- WORK ORDER:
Report all lines in the records that hold the string "structured".

(GIVEN ENTRIES begins)

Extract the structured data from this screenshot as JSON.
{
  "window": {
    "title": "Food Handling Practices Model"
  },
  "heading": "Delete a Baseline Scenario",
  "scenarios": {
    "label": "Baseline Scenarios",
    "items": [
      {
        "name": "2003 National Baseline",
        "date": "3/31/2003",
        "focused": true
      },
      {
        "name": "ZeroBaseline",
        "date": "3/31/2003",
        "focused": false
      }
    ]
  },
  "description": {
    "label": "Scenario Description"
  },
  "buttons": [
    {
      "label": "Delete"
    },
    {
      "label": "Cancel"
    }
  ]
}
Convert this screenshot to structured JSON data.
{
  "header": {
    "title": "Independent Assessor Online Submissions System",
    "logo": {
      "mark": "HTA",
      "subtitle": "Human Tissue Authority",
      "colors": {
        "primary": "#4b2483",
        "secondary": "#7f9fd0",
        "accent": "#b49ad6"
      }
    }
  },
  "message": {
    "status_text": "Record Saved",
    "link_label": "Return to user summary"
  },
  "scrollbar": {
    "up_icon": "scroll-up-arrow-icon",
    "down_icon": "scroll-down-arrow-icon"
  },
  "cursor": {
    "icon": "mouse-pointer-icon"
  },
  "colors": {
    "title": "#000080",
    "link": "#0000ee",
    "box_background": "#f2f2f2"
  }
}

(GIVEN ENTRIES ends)

- TASK RESPONSE:
Extract the structured data from this screenshot as JSON.
Convert this screenshot to structured JSON data.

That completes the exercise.